**WORK ORDER:** Your response must be made up of each line in the data below that contains the string "info".

**DATA FOR ANALYSIS:**
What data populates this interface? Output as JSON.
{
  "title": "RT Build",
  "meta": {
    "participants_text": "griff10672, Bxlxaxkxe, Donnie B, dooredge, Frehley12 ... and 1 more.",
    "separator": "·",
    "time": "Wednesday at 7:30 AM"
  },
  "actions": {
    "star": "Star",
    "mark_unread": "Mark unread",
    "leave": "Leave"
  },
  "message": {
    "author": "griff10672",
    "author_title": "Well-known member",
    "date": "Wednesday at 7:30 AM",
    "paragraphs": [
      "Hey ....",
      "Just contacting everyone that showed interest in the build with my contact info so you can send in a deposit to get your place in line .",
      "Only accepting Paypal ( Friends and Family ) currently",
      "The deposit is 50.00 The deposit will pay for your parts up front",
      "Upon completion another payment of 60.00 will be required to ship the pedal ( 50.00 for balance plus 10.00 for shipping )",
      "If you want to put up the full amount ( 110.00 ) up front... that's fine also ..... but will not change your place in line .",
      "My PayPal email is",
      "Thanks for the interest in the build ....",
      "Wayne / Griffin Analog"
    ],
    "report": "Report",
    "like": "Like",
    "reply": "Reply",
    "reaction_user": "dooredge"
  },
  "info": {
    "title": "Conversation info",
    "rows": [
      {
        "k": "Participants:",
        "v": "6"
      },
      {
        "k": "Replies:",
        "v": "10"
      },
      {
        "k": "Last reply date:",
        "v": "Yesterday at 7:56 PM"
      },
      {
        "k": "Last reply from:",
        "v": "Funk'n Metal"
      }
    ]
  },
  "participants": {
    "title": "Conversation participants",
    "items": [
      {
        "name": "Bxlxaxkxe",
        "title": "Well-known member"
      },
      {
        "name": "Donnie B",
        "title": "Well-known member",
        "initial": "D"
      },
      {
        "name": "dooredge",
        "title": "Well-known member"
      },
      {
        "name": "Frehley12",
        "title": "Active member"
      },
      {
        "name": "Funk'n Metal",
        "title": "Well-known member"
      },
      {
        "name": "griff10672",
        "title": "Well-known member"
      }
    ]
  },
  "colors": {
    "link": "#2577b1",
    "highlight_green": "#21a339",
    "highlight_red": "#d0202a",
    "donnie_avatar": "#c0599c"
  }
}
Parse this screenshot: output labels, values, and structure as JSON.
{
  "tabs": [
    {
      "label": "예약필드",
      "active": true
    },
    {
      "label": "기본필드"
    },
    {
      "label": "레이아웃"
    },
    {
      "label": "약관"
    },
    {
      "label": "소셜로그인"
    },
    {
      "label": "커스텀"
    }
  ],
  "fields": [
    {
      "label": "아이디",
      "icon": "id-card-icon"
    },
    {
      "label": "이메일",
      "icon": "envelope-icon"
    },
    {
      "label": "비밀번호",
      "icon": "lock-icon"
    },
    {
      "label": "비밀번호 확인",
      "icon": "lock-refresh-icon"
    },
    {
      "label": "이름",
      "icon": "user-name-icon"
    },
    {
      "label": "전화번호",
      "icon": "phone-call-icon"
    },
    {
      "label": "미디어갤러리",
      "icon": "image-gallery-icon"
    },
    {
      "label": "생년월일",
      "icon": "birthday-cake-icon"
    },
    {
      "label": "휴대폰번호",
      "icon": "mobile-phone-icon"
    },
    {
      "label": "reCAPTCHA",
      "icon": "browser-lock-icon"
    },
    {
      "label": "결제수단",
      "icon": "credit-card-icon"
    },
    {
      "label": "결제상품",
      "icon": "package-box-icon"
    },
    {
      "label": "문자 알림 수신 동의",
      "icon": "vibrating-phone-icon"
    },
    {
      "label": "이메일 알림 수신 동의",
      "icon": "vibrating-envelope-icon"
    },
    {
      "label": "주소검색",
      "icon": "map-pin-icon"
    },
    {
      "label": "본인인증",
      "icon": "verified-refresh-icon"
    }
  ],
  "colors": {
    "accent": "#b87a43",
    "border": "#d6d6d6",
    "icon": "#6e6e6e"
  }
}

**EXPECTED ANSWER:**
      "Just contacting everyone that showed interest in the build with my contact info so you can send in a deposit to get your place in line .",
  "info": {
    "title": "Conversation info",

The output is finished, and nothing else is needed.